It is time for the church to learn to be like the Ephesians – to test and reject everything that is not of God. We need to overlook their shortcomings and focus upon the Ephesians’ strengths – that they were built upon a strong foundation of a simple gospel. They were not founded upon endless doctrine and theologies. If they were, they would have surely welcomed in the false teachers and false apostles and even the Nicolatians.
I need greater discernment. I need God’s wisdom and not man’s. I don’t need to get caught up in man’s doctrines about whether we are once saved and therefore always saved. I need to get caught up in the love of God and the hope of that which is to come. Nothing else matters. All that matters is that I get my relationship right with God. If I do, then He will flow out from me to reach others. But, unless my relationship is right, how then can He ever fill me? If there is too much of me, or another man’s doctrine in my mind, how will He ever be able to renew it?
I realized yesterday that little matters apart from having a right understanding of the gospel – that Yeshua died in my place; that the punishment which was due to me, He took for me; that because He didn’t deserve to die, Death could not hold Him; that the power of the Holy Spirit raised Him from the dead; that that same power now lives in me because I accepted that I have sinned against God and repented of that sin; and that my life now belongs to Him, and that my purpose is to serve Him at His good pleasure.
Paul tells the church at Ephesus just what he had been praying for them:
“…that the God of our Lord Yeshua, the Christ, the Father of Glory, may give to you the spirit of wisdom and revelation in the knowledge of Him, the eyes of your hearts being enlightened; that you may know what is the hope of His calling, what are the riches of the glory of His inheritance in the saints, and what is the exceeding greatness of His power towards us who believe, according to the working of His mighty power which He worked in Christ when He raised Him from the dead and seated Him at His right hand in the heavenly places, far above all principalities and power and might and dominion, and every name that is named, not only in this age but also in that which is to come.
And He put all things under His feet, and gave Him to be Head over all things to the church, which is His body, the fullness of Him who fills all in all.” [Ephesians 1:17-23]
You have a choice now, as do I. I can re-read that prayer of Paul’s and think about what it means. Then I can choose to either complicate it (surely the translators have already done that?), or I can simplify it by just believing what it says…that wisdom and revelation only comes from God (and not from man), and that He will give it freely to His children in order for us to know that the salvation He has made available to us will come as an inheritance in the next life.

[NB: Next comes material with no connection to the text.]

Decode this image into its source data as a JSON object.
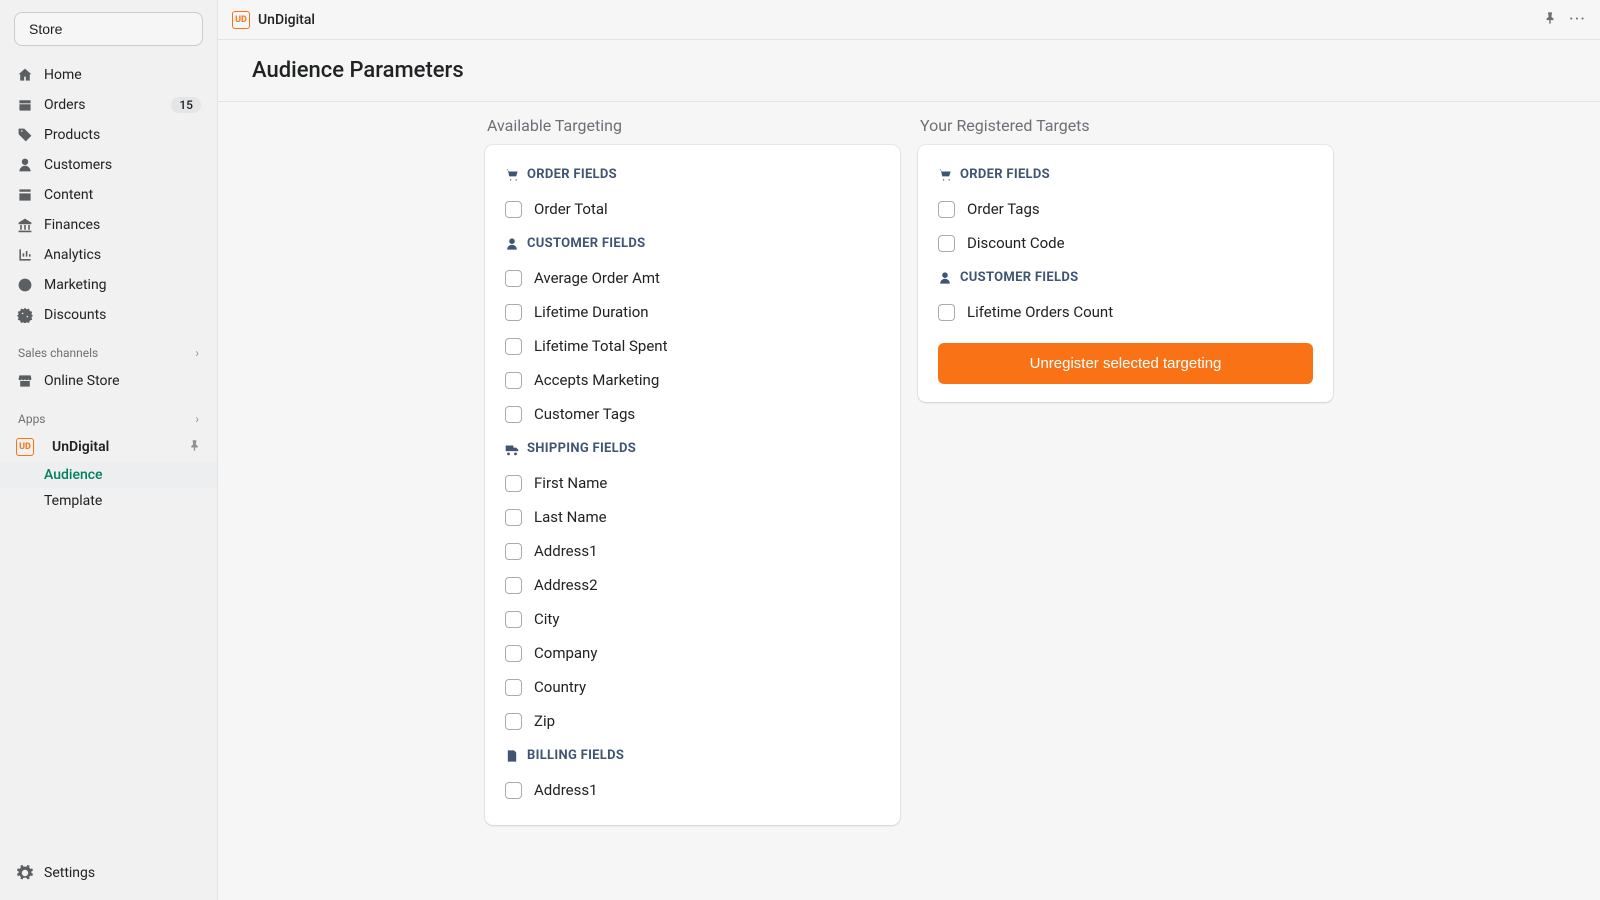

In the meantime we should be aware that He lives in us with the same power which raised Him from the dead, and that because He lives in us, He has victory over everything which tries to defeat us. He is the Head of the Church. No man holds that post. Only Him.
I will draw this series to a close in the next part. I have made myself redundant. There is no need to continue to explain all the ins and outs of what the church did wrong. It is simple really – we stopped listening to God and started listening to man.